EXERCISE GOAL.
When copying the records below, keep every word as it is and drop the images.

---- INPUT

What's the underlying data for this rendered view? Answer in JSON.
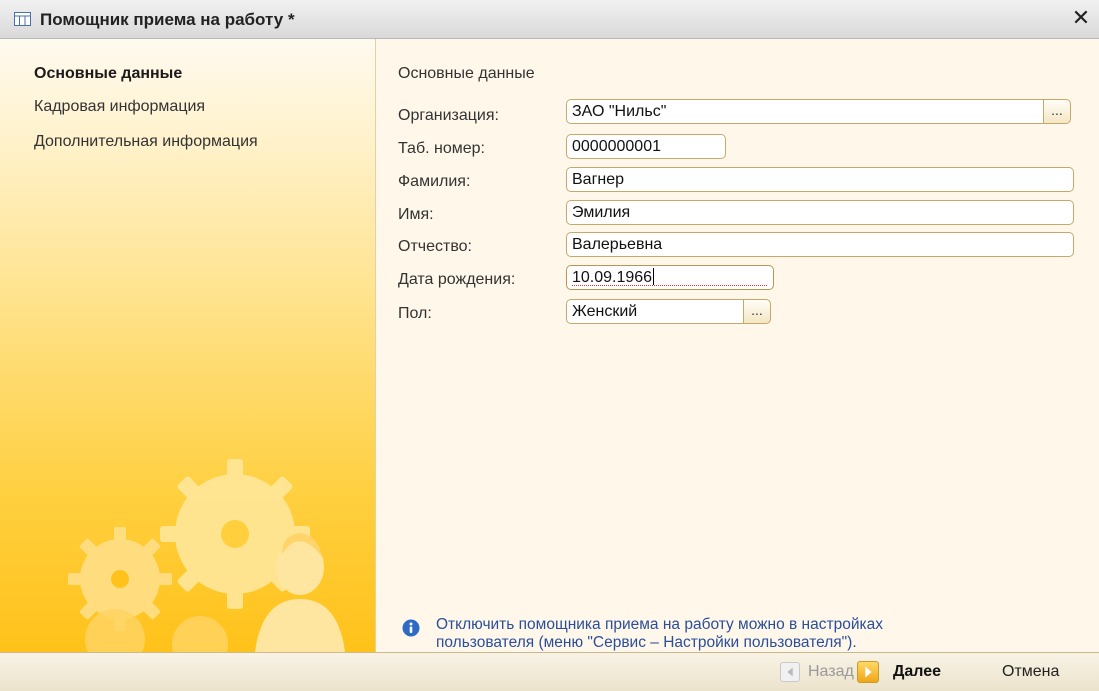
{
  "window": {
    "title": "Помощник приема на работу *",
    "close_icon": "close-icon"
  },
  "sidebar": {
    "items": [
      {
        "label": "Основные данные",
        "active": true
      },
      {
        "label": "Кадровая информация",
        "active": false
      },
      {
        "label": "Дополнительная информация",
        "active": false
      }
    ],
    "gradient_colors": [
      "#fffaf0",
      "#ffc21a"
    ]
  },
  "main": {
    "section_title": "Основные данные",
    "fields": {
      "organization": {
        "label": "Организация:",
        "value": "ЗАО \"Нильс\""
      },
      "tab_number": {
        "label": "Таб. номер:",
        "value": "0000000001"
      },
      "last_name": {
        "label": "Фамилия:",
        "value": "Вагнер"
      },
      "first_name": {
        "label": "Имя:",
        "value": "Эмилия"
      },
      "patronymic": {
        "label": "Отчество:",
        "value": "Валерьевна"
      },
      "birth_date": {
        "label": "Дата рождения:",
        "value": "10.09.1966"
      },
      "gender": {
        "label": "Пол:",
        "value": "Женский"
      }
    },
    "select_button_label": "...",
    "info_text_line1": "Отключить помощника приема на работу можно в настройках",
    "info_text_line2": "пользователя (меню \"Сервис – Настройки пользователя\")."
  },
  "footer": {
    "back_label": "Назад",
    "next_label": "Далее",
    "cancel_label": "Отмена"
  },
  "colors": {
    "accent_yellow": "#ffc21a",
    "info_blue": "#2a4e9b",
    "field_border": "#c6a96a"
  }
}
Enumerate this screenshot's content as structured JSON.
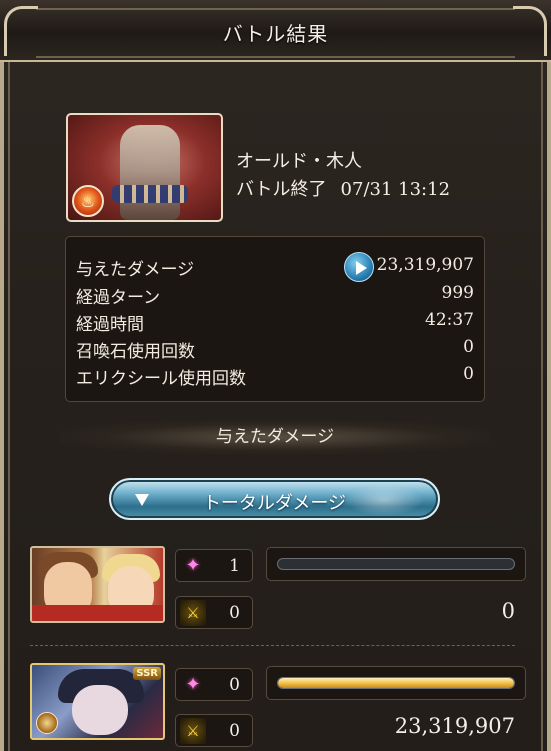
{
  "header": {
    "title": "バトル結果"
  },
  "enemy": {
    "name": "オールド・木人",
    "status": "バトル終了",
    "timestamp": "07/31 13:12",
    "element_icon": "fire-element-icon"
  },
  "stats": [
    {
      "label": "与えたダメージ",
      "value": "23,319,907",
      "has_play": true
    },
    {
      "label": "経過ターン",
      "value": "999"
    },
    {
      "label": "経過時間",
      "value": "42:37"
    },
    {
      "label": "召喚石使用回数",
      "value": "0"
    },
    {
      "label": "エリクシール使用回数",
      "value": "0"
    }
  ],
  "damage_section": {
    "title": "与えたダメージ"
  },
  "total_damage_button": {
    "label": "トータルダメージ"
  },
  "characters": [
    {
      "sparkle_count": "1",
      "attack_count": "0",
      "damage": "0",
      "damage_ratio": 0
    },
    {
      "rarity": "SSR",
      "sparkle_count": "0",
      "attack_count": "0",
      "damage": "23,319,907",
      "damage_ratio": 1
    }
  ],
  "colors": {
    "accent_blue": "#2d6f8c",
    "bar_gold": "#f2c24e",
    "panel_bg": "#1b1612",
    "frame": "#b9a98c"
  }
}
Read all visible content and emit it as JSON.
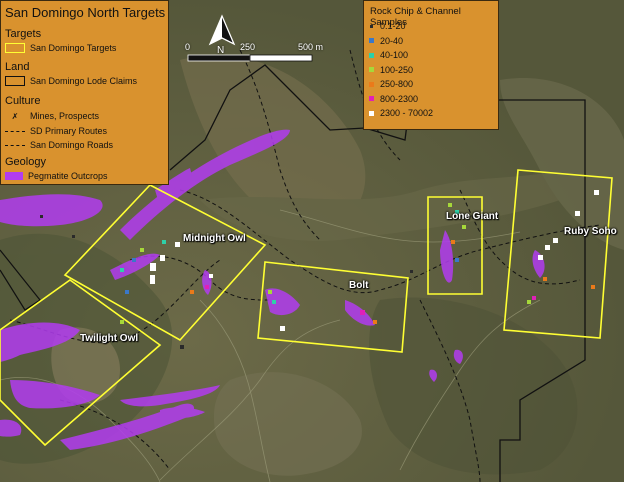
{
  "map": {
    "target_labels": [
      "Midnight Owl",
      "Twilight Owl",
      "Bolt",
      "Lone Giant",
      "Ruby Soho"
    ],
    "north_label": "N",
    "scale": {
      "tick_0": "0",
      "tick_1": "250",
      "tick_2": "500 m"
    }
  },
  "legend_left": {
    "title": "San Domingo North Targets",
    "targets_heading": "Targets",
    "targets_item": "San Domingo Targets",
    "land_heading": "Land",
    "land_item": "San Domingo Lode Claims",
    "culture_heading": "Culture",
    "culture_items": [
      "Mines, Prospects",
      "SD Primary Routes",
      "San Domingo Roads"
    ],
    "geology_heading": "Geology",
    "geology_item": "Pegmatite Outcrops"
  },
  "legend_right": {
    "title": "Rock Chip & Channel Samples",
    "classes": [
      {
        "label": "0.1-20",
        "color": "#2a2a2a"
      },
      {
        "label": "20-40",
        "color": "#3a78c8"
      },
      {
        "label": "40-100",
        "color": "#2fd0a8"
      },
      {
        "label": "100-250",
        "color": "#a6d83a"
      },
      {
        "label": "250-800",
        "color": "#ea7a1a"
      },
      {
        "label": "800-2300",
        "color": "#e020b8"
      },
      {
        "label": "2300 - 70002",
        "color": "#ffffff"
      }
    ]
  },
  "colors": {
    "target_outline": "#ffff33",
    "claims_outline": "#111111",
    "pegmatite": "#b23cf0",
    "legend_bg": "#d9922e"
  }
}
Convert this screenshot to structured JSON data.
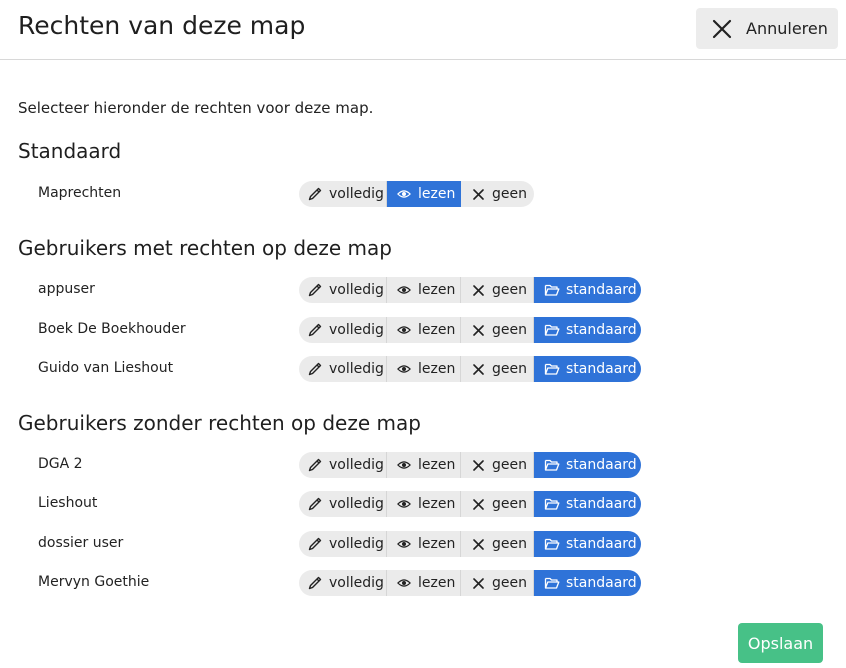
{
  "dialog": {
    "title": "Rechten van deze map",
    "cancel_label": "Annuleren",
    "intro": "Selecteer hieronder de rechten voor deze map.",
    "save_label": "Opslaan"
  },
  "options": {
    "full": "volledig",
    "read": "lezen",
    "none": "geen",
    "standard": "standaard"
  },
  "sections": {
    "standard": {
      "title": "Standaard",
      "rows": [
        {
          "label": "Maprechten",
          "selected": "read"
        }
      ]
    },
    "with_rights": {
      "title": "Gebruikers met rechten op deze map",
      "rows": [
        {
          "label": "appuser",
          "selected": "standard"
        },
        {
          "label": "Boek De Boekhouder",
          "selected": "standard"
        },
        {
          "label": "Guido van Lieshout",
          "selected": "standard"
        }
      ]
    },
    "without_rights": {
      "title": "Gebruikers zonder rechten op deze map",
      "rows": [
        {
          "label": "DGA 2",
          "selected": "standard"
        },
        {
          "label": "Lieshout",
          "selected": "standard"
        },
        {
          "label": "dossier user",
          "selected": "standard"
        },
        {
          "label": "Mervyn Goethie",
          "selected": "standard"
        }
      ]
    }
  },
  "colors": {
    "active": "#2f73d8",
    "inactive": "#ebebeb",
    "save": "#47c187",
    "cancel_bg": "#ececec"
  },
  "icons": {
    "full": "pencil-icon",
    "read": "eye-icon",
    "none": "x-icon",
    "standard": "folder-open-icon",
    "cancel": "close-icon"
  }
}
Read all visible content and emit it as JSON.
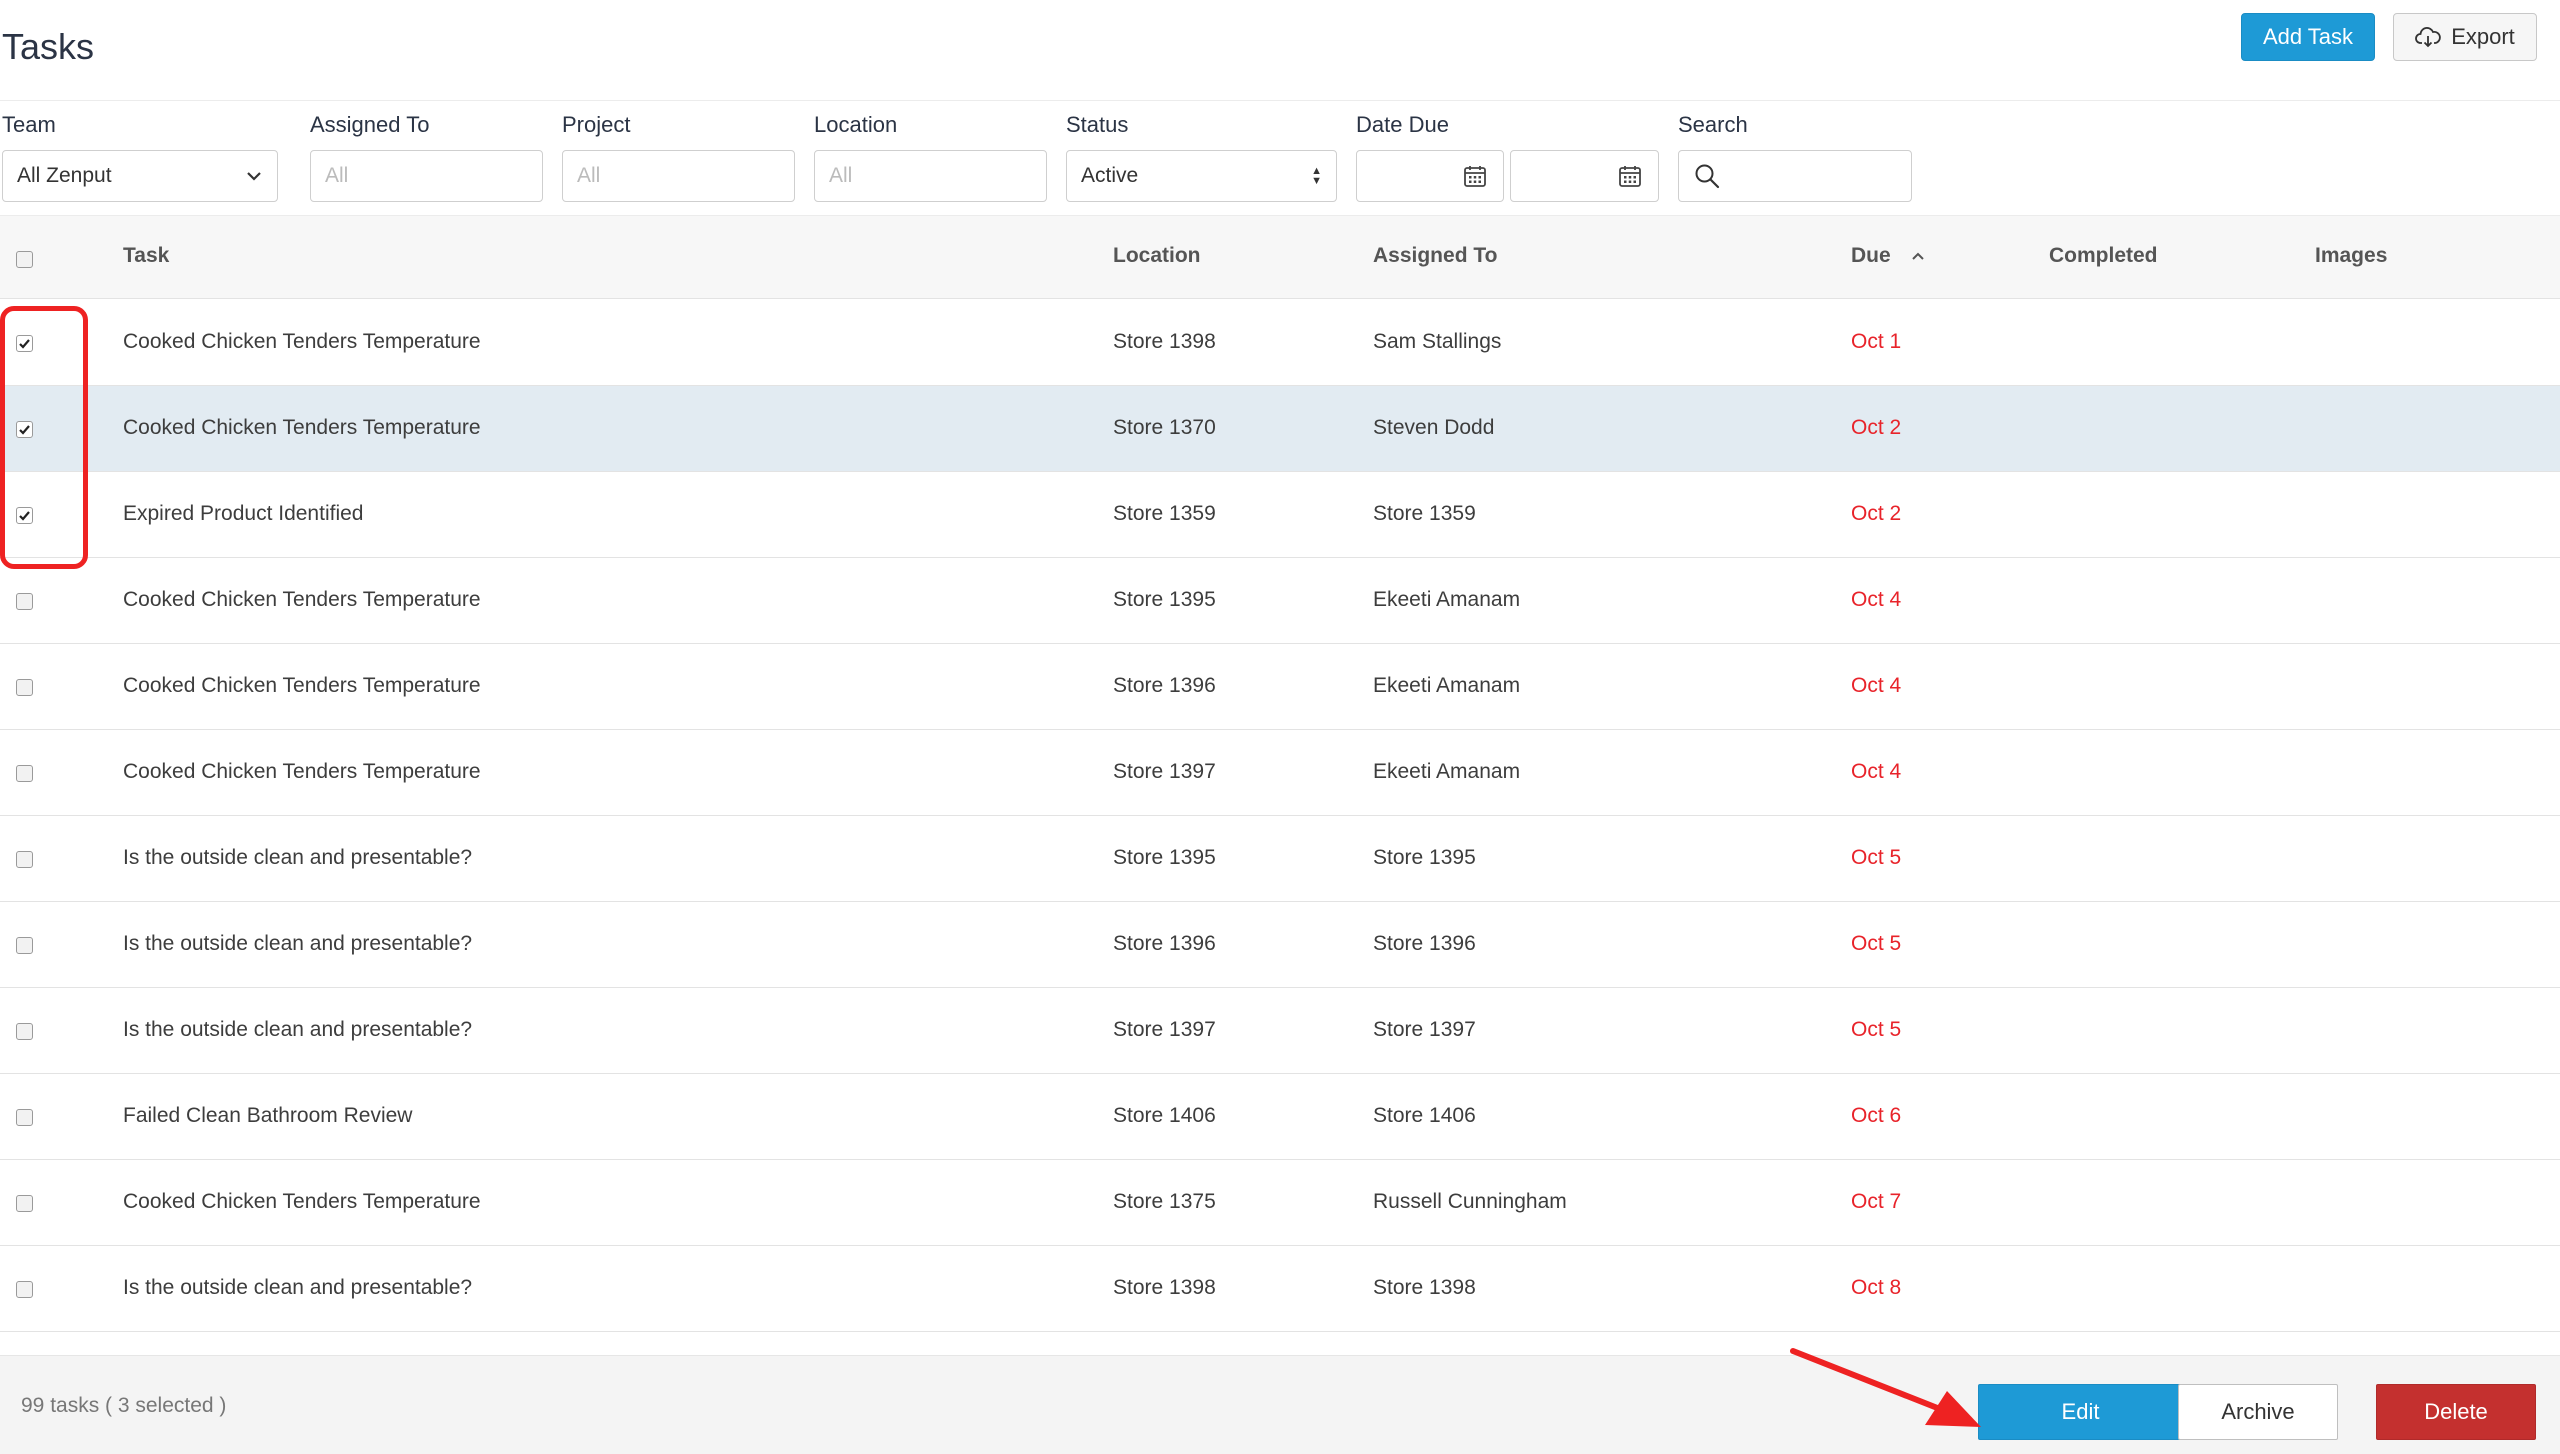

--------

RESULT.
What's the underlying data for this rendered view? Answer in JSON.
{
  "window": {
    "title": "Помощник приема на работу *",
    "close_icon": "close-icon"
  },
  "sidebar": {
    "items": [
      {
        "label": "Основные данные",
        "active": true
      },
      {
        "label": "Кадровая информация",
        "active": false
      },
      {
        "label": "Дополнительная информация",
        "active": false
      }
    ],
    "gradient_colors": [
      "#fffaf0",
      "#ffc21a"
    ]
  },
  "main": {
    "section_title": "Основные данные",
    "fields": {
      "organization": {
        "label": "Организация:",
        "value": "ЗАО \"Нильс\""
      },
      "tab_number": {
        "label": "Таб. номер:",
        "value": "0000000001"
      },
      "last_name": {
        "label": "Фамилия:",
        "value": "Вагнер"
      },
      "first_name": {
        "label": "Имя:",
        "value": "Эмилия"
      },
      "patronymic": {
        "label": "Отчество:",
        "value": "Валерьевна"
      },
      "birth_date": {
        "label": "Дата рождения:",
        "value": "10.09.1966"
      },
      "gender": {
        "label": "Пол:",
        "value": "Женский"
      }
    },
    "select_button_label": "...",
    "info_text_line1": "Отключить помощника приема на работу можно в настройках",
    "info_text_line2": "пользователя (меню \"Сервис – Настройки пользователя\")."
  },
  "footer": {
    "back_label": "Назад",
    "next_label": "Далее",
    "cancel_label": "Отмена"
  },
  "colors": {
    "accent_yellow": "#ffc21a",
    "info_blue": "#2a4e9b",
    "field_border": "#c6a96a"
  }
}
Enumerate this screenshot's content as structured JSON.
{
  "header": {
    "title": "バトル結果"
  },
  "enemy": {
    "name": "オールド・木人",
    "status": "バトル終了",
    "timestamp": "07/31 13:12",
    "element_icon": "fire-element-icon"
  },
  "stats": [
    {
      "label": "与えたダメージ",
      "value": "23,319,907",
      "has_play": true
    },
    {
      "label": "経過ターン",
      "value": "999"
    },
    {
      "label": "経過時間",
      "value": "42:37"
    },
    {
      "label": "召喚石使用回数",
      "value": "0"
    },
    {
      "label": "エリクシール使用回数",
      "value": "0"
    }
  ],
  "damage_section": {
    "title": "与えたダメージ"
  },
  "total_damage_button": {
    "label": "トータルダメージ"
  },
  "characters": [
    {
      "sparkle_count": "1",
      "attack_count": "0",
      "damage": "0",
      "damage_ratio": 0
    },
    {
      "rarity": "SSR",
      "sparkle_count": "0",
      "attack_count": "0",
      "damage": "23,319,907",
      "damage_ratio": 1
    }
  ],
  "colors": {
    "accent_blue": "#2d6f8c",
    "bar_gold": "#f2c24e",
    "panel_bg": "#1b1612",
    "frame": "#b9a98c"
  }
}
Read all visible content and emit it as JSON.
{
  "map": {
    "target_labels": [
      "Midnight Owl",
      "Twilight Owl",
      "Bolt",
      "Lone Giant",
      "Ruby Soho"
    ],
    "north_label": "N",
    "scale": {
      "tick_0": "0",
      "tick_1": "250",
      "tick_2": "500 m"
    }
  },
  "legend_left": {
    "title": "San Domingo North Targets",
    "targets_heading": "Targets",
    "targets_item": "San Domingo Targets",
    "land_heading": "Land",
    "land_item": "San Domingo Lode Claims",
    "culture_heading": "Culture",
    "culture_items": [
      "Mines, Prospects",
      "SD Primary Routes",
      "San Domingo Roads"
    ],
    "geology_heading": "Geology",
    "geology_item": "Pegmatite Outcrops"
  },
  "legend_right": {
    "title": "Rock Chip & Channel Samples",
    "classes": [
      {
        "label": "0.1-20",
        "color": "#2a2a2a"
      },
      {
        "label": "20-40",
        "color": "#3a78c8"
      },
      {
        "label": "40-100",
        "color": "#2fd0a8"
      },
      {
        "label": "100-250",
        "color": "#a6d83a"
      },
      {
        "label": "250-800",
        "color": "#ea7a1a"
      },
      {
        "label": "800-2300",
        "color": "#e020b8"
      },
      {
        "label": "2300 - 70002",
        "color": "#ffffff"
      }
    ]
  },
  "colors": {
    "target_outline": "#ffff33",
    "claims_outline": "#111111",
    "pegmatite": "#b23cf0",
    "legend_bg": "#d9922e"
  }
}
Convert this screenshot to structured JSON data.
{
  "dialog": {
    "title": "Rechten van deze map",
    "cancel_label": "Annuleren",
    "intro": "Selecteer hieronder de rechten voor deze map.",
    "save_label": "Opslaan"
  },
  "options": {
    "full": "volledig",
    "read": "lezen",
    "none": "geen",
    "standard": "standaard"
  },
  "sections": {
    "standard": {
      "title": "Standaard",
      "rows": [
        {
          "label": "Maprechten",
          "selected": "read"
        }
      ]
    },
    "with_rights": {
      "title": "Gebruikers met rechten op deze map",
      "rows": [
        {
          "label": "appuser",
          "selected": "standard"
        },
        {
          "label": "Boek De Boekhouder",
          "selected": "standard"
        },
        {
          "label": "Guido van Lieshout",
          "selected": "standard"
        }
      ]
    },
    "without_rights": {
      "title": "Gebruikers zonder rechten op deze map",
      "rows": [
        {
          "label": "DGA 2",
          "selected": "standard"
        },
        {
          "label": "Lieshout",
          "selected": "standard"
        },
        {
          "label": "dossier user",
          "selected": "standard"
        },
        {
          "label": "Mervyn Goethie",
          "selected": "standard"
        }
      ]
    }
  },
  "colors": {
    "active": "#2f73d8",
    "inactive": "#ebebeb",
    "save": "#47c187",
    "cancel_bg": "#ececec"
  },
  "icons": {
    "full": "pencil-icon",
    "read": "eye-icon",
    "none": "x-icon",
    "standard": "folder-open-icon",
    "cancel": "close-icon"
  }
}
Read all visible content and emit it as JSON.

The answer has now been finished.